Ensemble simulations with a total length of 7540 years are generated with a climate model, and coupled to a simple surge model to transform the wind field over the North Sea to the skew surge level at Delfzijl, The Netherlands. The 65 constructed surge records, each with a record length of 116 years, are analysed with the generalized extreme value (GEV) and the generalized Pareto distribution (GPD) to study both the model and sample uncertainty in surge level estimates with a return period of 104 years, as derived from 116-year records. The optimal choice of the threshold, needed for an unbiased GPD estimate from peak over threshold (POT) values, cannot be determined objectively from a 100-year dataset. This fact, in combination with the sensitivity of the GPD estimate to the threshold, and its tendency towards too low estimates, leaves the application of the GEV distribution to storm-season maxima as the best approach. If the GPD analysis is applied, then the exceedance rate, λ, chosen should not be larger than 4. The climate model hints at the existence of a second population of very intense storms. As the existence of such a second population can never be excluded from a 100-year record, the estimated 104-year wind-speed from such records has always to be interpreted as a lower limit.

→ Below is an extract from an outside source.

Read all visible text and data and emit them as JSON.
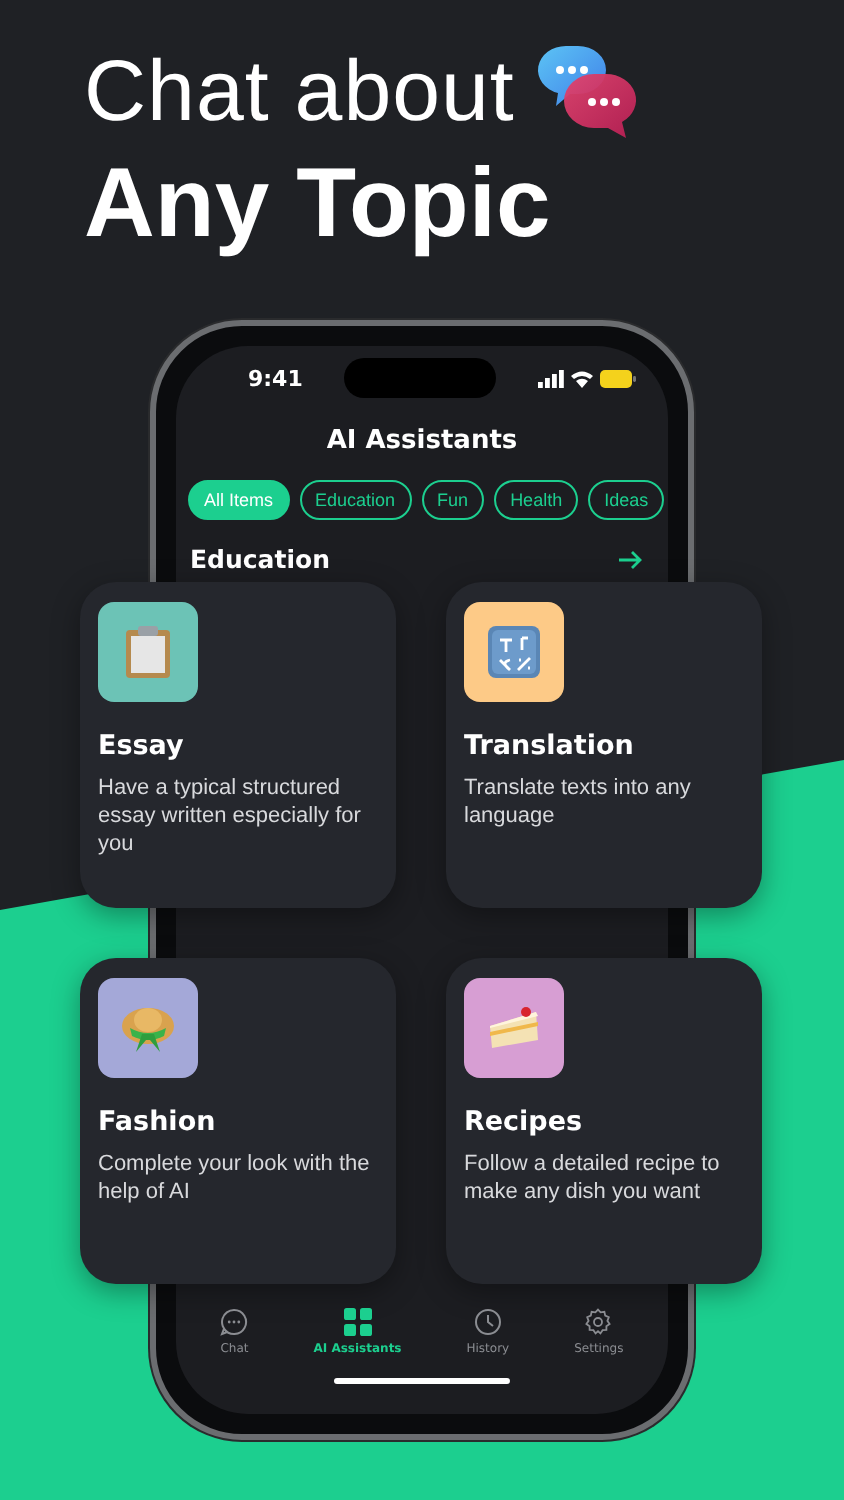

One contribution of 14 to a Theme ‘The Big Flood: North Sea storm surge’.
- © 2005 The Royal Society